AIM OF THE EXERCISE:
Among the entries that follow, count the lines that contain the word "JSON" and say how many there are, writing nothing else.

╔══

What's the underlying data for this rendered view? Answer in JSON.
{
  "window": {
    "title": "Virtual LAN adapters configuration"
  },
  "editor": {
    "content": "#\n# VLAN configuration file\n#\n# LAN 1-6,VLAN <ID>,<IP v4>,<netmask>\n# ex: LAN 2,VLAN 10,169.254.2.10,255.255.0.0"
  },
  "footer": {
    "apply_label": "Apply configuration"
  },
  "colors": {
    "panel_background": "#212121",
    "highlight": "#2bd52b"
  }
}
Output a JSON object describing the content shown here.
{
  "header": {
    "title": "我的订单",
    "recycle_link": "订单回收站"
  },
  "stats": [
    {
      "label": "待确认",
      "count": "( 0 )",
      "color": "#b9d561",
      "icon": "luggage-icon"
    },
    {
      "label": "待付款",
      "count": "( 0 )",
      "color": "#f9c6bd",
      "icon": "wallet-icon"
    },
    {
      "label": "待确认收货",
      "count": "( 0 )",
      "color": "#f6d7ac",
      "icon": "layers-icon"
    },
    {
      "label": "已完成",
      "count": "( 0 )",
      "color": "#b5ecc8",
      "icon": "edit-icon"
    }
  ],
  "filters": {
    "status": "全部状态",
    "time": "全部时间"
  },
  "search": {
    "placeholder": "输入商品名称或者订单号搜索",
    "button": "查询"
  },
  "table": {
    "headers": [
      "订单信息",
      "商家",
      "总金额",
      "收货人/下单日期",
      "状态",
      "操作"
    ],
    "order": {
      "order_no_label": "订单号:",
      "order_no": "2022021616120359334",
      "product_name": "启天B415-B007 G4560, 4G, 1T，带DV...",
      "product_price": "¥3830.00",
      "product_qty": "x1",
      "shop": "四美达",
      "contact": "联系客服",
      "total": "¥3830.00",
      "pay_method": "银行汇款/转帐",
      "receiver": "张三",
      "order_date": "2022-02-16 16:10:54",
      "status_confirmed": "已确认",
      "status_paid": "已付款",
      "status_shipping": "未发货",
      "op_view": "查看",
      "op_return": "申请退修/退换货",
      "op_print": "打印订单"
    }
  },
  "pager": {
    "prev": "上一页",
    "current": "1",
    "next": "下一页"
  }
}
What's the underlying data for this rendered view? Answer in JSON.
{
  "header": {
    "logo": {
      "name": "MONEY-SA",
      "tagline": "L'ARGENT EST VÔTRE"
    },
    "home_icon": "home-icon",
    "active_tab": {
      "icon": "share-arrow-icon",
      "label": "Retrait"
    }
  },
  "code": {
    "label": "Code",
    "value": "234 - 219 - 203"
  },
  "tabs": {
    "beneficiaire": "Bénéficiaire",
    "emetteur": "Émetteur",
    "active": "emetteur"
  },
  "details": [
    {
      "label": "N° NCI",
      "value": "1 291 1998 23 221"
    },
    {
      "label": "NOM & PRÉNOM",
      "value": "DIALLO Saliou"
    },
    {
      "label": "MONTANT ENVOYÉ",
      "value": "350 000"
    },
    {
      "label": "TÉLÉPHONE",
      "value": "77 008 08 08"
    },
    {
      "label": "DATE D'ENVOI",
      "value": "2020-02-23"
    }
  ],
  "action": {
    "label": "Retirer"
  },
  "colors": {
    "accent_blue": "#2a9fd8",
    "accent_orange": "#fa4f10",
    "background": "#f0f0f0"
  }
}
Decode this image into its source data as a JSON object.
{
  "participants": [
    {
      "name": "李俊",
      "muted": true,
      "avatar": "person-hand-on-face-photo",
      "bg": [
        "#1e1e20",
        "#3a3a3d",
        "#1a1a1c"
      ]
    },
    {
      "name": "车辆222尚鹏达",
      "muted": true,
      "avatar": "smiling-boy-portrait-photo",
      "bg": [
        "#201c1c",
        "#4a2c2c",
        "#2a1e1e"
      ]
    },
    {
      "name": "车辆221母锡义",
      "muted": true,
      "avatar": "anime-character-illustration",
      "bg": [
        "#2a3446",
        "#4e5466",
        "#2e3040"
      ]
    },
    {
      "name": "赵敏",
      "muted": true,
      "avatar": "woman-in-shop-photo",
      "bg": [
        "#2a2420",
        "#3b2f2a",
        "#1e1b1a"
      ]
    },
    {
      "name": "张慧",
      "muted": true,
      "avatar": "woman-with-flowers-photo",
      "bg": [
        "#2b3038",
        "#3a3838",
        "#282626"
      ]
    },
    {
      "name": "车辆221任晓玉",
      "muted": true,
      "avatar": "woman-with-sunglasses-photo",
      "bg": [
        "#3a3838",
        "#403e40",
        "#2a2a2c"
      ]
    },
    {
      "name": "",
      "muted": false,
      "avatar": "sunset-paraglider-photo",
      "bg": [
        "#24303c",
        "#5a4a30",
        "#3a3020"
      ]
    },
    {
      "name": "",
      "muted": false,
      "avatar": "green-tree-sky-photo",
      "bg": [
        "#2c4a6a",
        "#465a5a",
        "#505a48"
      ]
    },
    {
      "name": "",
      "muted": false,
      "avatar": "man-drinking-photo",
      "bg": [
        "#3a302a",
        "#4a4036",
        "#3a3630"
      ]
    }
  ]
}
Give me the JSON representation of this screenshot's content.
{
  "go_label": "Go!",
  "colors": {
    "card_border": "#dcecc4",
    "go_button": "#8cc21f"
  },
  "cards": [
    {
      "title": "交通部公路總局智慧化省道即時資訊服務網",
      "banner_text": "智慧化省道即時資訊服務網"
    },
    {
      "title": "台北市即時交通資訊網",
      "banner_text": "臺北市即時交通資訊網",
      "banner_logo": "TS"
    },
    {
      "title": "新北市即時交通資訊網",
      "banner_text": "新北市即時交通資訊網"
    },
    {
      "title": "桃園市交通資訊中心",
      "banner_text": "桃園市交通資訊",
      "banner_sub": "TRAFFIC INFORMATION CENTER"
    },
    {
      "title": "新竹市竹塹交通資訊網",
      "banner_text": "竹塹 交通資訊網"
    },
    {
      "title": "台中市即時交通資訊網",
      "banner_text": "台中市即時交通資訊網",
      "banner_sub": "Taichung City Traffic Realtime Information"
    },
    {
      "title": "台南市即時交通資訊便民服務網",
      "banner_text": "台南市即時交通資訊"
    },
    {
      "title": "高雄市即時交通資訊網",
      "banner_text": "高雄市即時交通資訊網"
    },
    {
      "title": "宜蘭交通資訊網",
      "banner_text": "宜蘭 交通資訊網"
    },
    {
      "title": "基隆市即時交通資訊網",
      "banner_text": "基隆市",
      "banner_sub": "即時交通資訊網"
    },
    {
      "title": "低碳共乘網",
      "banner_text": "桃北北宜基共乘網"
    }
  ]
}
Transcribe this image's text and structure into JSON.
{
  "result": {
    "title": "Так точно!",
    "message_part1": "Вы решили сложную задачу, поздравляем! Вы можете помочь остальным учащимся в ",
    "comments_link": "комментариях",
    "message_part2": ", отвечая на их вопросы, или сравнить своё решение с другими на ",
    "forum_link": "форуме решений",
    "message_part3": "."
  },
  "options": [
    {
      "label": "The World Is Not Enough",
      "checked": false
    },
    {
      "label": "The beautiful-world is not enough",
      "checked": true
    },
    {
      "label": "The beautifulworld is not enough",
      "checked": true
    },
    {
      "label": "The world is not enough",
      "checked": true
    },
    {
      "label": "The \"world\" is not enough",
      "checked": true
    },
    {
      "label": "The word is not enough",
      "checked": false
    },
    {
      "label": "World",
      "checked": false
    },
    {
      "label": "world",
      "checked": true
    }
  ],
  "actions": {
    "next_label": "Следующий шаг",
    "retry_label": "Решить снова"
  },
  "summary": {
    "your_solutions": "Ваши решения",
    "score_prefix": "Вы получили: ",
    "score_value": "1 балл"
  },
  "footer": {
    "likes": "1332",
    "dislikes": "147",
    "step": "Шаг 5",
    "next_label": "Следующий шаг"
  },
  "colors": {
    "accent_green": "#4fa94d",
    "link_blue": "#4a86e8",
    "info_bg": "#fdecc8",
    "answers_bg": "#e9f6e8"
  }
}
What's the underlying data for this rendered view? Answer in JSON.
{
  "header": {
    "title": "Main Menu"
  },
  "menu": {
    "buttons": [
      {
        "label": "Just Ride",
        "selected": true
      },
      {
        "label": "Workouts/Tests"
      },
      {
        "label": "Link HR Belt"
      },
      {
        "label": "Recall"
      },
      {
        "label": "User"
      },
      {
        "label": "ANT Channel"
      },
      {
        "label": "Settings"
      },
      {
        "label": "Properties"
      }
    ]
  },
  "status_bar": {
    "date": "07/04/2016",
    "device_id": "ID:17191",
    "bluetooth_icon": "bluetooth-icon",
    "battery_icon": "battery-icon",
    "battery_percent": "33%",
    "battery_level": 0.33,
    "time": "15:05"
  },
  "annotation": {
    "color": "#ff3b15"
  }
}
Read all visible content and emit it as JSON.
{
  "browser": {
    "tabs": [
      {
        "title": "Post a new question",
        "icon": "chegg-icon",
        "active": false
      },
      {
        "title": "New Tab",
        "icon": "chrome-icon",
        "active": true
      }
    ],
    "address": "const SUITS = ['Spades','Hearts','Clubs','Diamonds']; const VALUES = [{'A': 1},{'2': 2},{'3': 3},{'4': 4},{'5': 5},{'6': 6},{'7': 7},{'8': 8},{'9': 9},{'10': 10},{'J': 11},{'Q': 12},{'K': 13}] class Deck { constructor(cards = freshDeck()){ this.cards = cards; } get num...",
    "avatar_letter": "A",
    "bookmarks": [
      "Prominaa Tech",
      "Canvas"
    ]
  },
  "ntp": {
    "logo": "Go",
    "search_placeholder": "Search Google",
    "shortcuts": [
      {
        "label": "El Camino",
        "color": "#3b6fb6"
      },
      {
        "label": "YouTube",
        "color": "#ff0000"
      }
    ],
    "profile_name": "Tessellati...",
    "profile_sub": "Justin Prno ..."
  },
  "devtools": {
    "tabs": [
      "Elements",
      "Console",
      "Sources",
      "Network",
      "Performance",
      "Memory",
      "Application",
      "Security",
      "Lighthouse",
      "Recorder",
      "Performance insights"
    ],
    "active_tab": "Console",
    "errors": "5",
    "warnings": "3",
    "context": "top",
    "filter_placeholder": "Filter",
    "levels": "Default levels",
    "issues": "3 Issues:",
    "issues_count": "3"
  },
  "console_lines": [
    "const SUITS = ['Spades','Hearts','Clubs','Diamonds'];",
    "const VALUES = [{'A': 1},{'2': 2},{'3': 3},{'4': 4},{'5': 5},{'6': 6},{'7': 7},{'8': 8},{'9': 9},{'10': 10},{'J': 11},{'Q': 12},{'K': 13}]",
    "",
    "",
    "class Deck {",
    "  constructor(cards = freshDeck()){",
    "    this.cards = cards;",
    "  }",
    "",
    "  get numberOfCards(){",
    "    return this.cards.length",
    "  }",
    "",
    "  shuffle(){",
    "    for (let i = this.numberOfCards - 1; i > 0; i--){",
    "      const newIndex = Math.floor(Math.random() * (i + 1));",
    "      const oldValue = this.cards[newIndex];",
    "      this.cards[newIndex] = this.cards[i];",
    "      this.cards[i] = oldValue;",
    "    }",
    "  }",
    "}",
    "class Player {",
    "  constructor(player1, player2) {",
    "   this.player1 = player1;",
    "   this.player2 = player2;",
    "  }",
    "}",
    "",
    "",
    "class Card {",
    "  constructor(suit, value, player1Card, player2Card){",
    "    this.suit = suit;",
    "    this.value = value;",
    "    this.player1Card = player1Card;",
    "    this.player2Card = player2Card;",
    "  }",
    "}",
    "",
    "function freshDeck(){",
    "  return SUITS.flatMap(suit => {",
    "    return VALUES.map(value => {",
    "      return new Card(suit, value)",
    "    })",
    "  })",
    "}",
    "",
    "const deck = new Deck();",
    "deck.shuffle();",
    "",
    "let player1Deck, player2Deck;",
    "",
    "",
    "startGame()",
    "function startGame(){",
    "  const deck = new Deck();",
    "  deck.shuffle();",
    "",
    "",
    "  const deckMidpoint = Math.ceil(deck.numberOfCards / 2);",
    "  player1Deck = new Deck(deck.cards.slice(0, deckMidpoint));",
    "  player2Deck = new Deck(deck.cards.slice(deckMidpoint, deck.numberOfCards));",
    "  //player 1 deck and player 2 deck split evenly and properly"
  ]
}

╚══

EXERCISE RESULT:
8